When is a determination issued? The Department is required to make a number of determinations that may affect an individual’s entitlement to benefits and/or the amount of benefits that are payable.
When the unemployed worker calls the Claim Center to file an initial claim for benefits, we looked at the wages paid in the base period, which generally is the first four, of the last five completed calendar quarters, prior to the date the claim was filed to see if there are enough wages to qualify.
In some cases, we might look at alternative time periods to determine if the individual had been paid enough wages to qualify for a benefit.
We mail a “monetary determination” to every claimant that explains the wages we have used to determine whether or not the individual has been paid enough to qualify for a benefit, and if the individual qualifies, how much the weekly benefit amount will be.
An individual can only receive benefits if they are unemployed through no fault of their own, regardless of whether the individual has been paid enough wages.
Quit: If the individual quit a job for reasons not related to something the employer did, he or she will be disqualified from receiving benefits until he or she goes back to work, earns six times his or her weekly benefit amount, and then becomes unemployed again, through no fault of their own.
Fired: If the individual has been fired for misconduct, he or she may be disqualified from receiving benefits for not more than 15 weeks, nor less than six weeks. If the individual was fired for “gross misconduct,” he or she will be disqualified from receiving benefits until he or she goes back to work, earns six times his or her weekly benefit amount, and then becomes unemployed again, through no fault of their own. In addition, wages earned from the “gross misconduct” employer cannot be used in the calculation of the individuals weekly benefit amount.

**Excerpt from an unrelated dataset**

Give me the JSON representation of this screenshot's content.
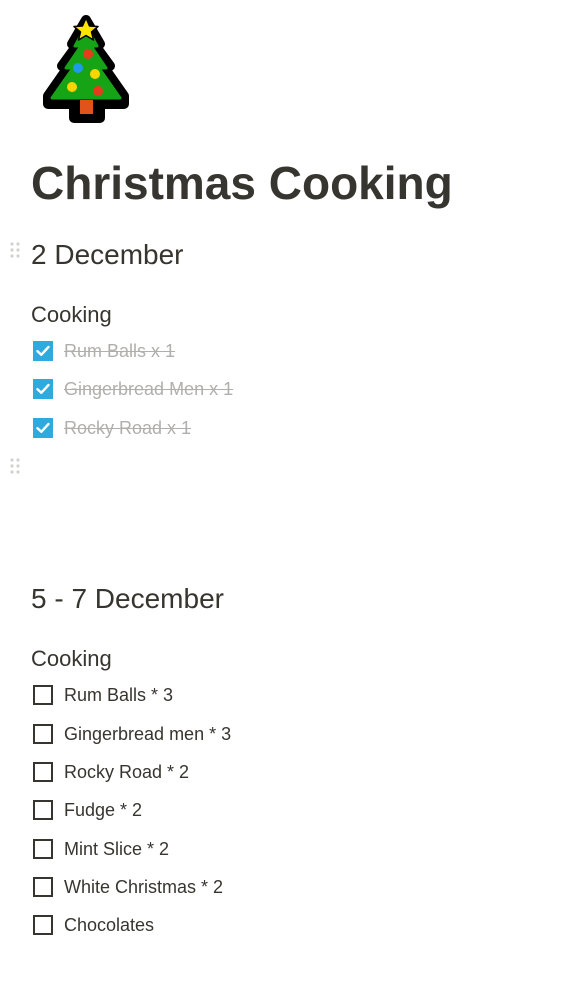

Separation Pay: Certain payments made following a separation may result in a reduction in the amount of benefits paid for one or more weeks. In order to maintain eligibility, the individual must be “able to work and be available for work,” conduct a work search if instructed, and accept an offer of suitable work, if one is made.
Fact-Finding Process: If there is a question about an individual’s eligibility, then a process called fact-finding must take place before benefits can be paid. During the fact-finding process, an adjudicator investigates the issues and makes a formal determination on eligibility. Issues may be established based on information provided at the time a claim is filed. They may also be established based on information provided by an employer.

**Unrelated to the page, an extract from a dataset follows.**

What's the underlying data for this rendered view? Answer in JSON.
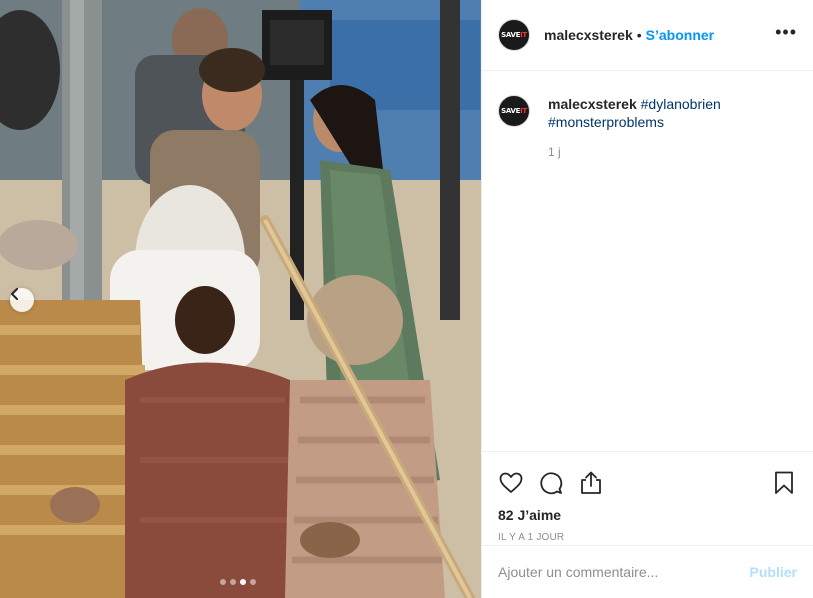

** Protect your rights –When you have been given a notice of a fact-finding hearing, or have received a request for additional information, always participate in the process. Claimants who falsify or misrepresent information will be liable to repay overpaid benefits. Employers who do not participate in the fact-finding process will remain liable for any improper payment of benefits on or after July 1, 2010.
Fact-finding hearings are conducted over the telephone. When you receive the notice in the mail, read it, and, if for some reason, you cannot be available on the day and time of the interview, you must follow the instructions provided on the notice.
Please keep in mind, there are limited reasons when rescheduling can be approved.